“We rely on framework contracts and on cooperation with IT service providers, as well as public sector consultancies and service firms, to accelerate decision-making and the process” of sales, he says.
Polyteia is also, according to Tuncer, the only end-to-end data platform for governments that is “based on cloud infrastructure, open sources its core and is based in the European Union.”
So far, Polyteia has built infrastructure that helps governments to “create and maintain data spaces for different domains, such as demographic data or financial data,” says Tuncer.
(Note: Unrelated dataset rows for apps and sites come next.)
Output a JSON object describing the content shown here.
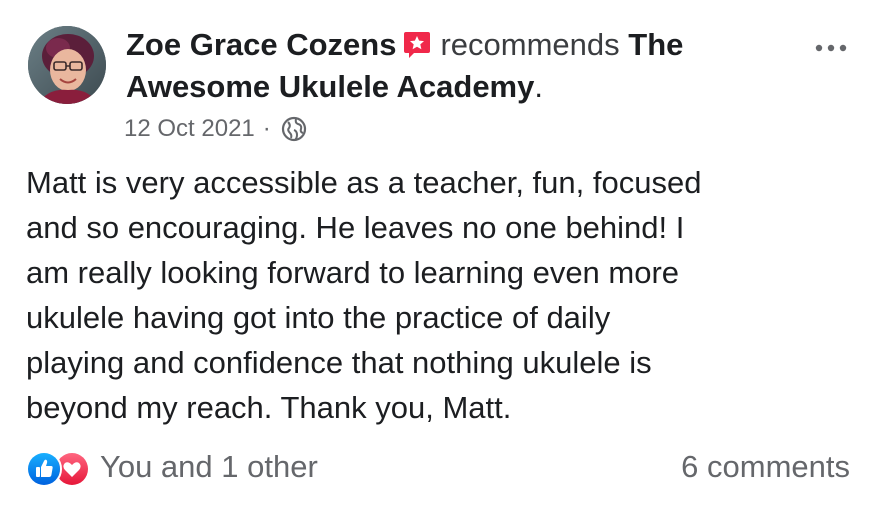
{
  "post": {
    "author": "Zoe Grace Cozens",
    "verb": "recommends",
    "page_name": "The Awesome Ukulele Academy",
    "punctuation": ".",
    "date": "12 Oct 2021",
    "separator": "·",
    "privacy_icon": "globe-icon",
    "recommendation_icon": "recommendation-star-icon",
    "more_icon": "more-options-icon",
    "body_lines": [
      "Matt is very accessible as a teacher, fun, focused",
      "and so encouraging. He leaves no one behind! I",
      "am really looking forward to learning even more",
      "ukulele having got into the practice of daily",
      "playing and confidence that nothing ukulele is",
      "beyond my reach. Thank you, Matt."
    ]
  },
  "footer": {
    "reactions_text": "You and 1 other",
    "reaction_icons": [
      "like-icon",
      "love-icon"
    ],
    "comments_text": "6 comments"
  },
  "colors": {
    "primary_text": "#1c1e21",
    "secondary_text": "#65676b",
    "like_blue": "#1877f2",
    "love_red": "#f33e58",
    "recommend_red": "#f0284a"
  }
}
Now, it wants to expand its capabilities so that customers — for example, public sector IT consultancies — can “build and deliver” data projects based on Polyteia’s platform.
It also wants to create more no-code tools so that government employees who don’t have any data training can compile their own data reports.
Tuncer thinks that Polyteia will become even more important to governments as they face vast challenges with war, refugee migration and climate change.
“With Polyteia, local, state and national governments can gather and analyse data on energy consumption, geological features and weather patterns to decide on their energy infrastructure,” says Tuncer.
They can also use Polyteia to track and predict the registration of refugees in the government system, to provide appropriate shelter and social services to them.